*** Opening EXERCISE MATERIAL ***

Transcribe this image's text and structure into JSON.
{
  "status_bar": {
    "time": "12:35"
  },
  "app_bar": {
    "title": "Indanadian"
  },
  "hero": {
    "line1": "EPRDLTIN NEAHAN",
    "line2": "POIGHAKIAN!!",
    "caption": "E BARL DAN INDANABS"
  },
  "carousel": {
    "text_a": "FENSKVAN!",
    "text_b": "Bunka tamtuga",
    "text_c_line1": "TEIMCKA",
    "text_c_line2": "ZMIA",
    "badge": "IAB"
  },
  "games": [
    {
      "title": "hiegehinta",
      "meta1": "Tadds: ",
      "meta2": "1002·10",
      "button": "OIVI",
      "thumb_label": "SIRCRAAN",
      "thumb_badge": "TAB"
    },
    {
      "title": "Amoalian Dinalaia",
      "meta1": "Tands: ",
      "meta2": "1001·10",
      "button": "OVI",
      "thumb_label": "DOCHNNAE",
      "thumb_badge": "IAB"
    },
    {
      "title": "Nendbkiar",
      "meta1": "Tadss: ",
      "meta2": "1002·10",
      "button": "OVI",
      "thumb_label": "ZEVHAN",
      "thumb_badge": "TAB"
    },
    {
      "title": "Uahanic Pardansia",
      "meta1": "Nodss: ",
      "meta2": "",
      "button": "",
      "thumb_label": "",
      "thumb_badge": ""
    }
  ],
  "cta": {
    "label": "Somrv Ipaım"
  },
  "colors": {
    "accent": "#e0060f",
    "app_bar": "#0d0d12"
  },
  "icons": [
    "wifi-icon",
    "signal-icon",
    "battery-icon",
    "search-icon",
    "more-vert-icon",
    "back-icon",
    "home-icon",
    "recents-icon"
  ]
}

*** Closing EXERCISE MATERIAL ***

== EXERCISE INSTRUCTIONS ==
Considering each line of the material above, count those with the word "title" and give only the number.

== RESULT OF THE EXERCISE ==
5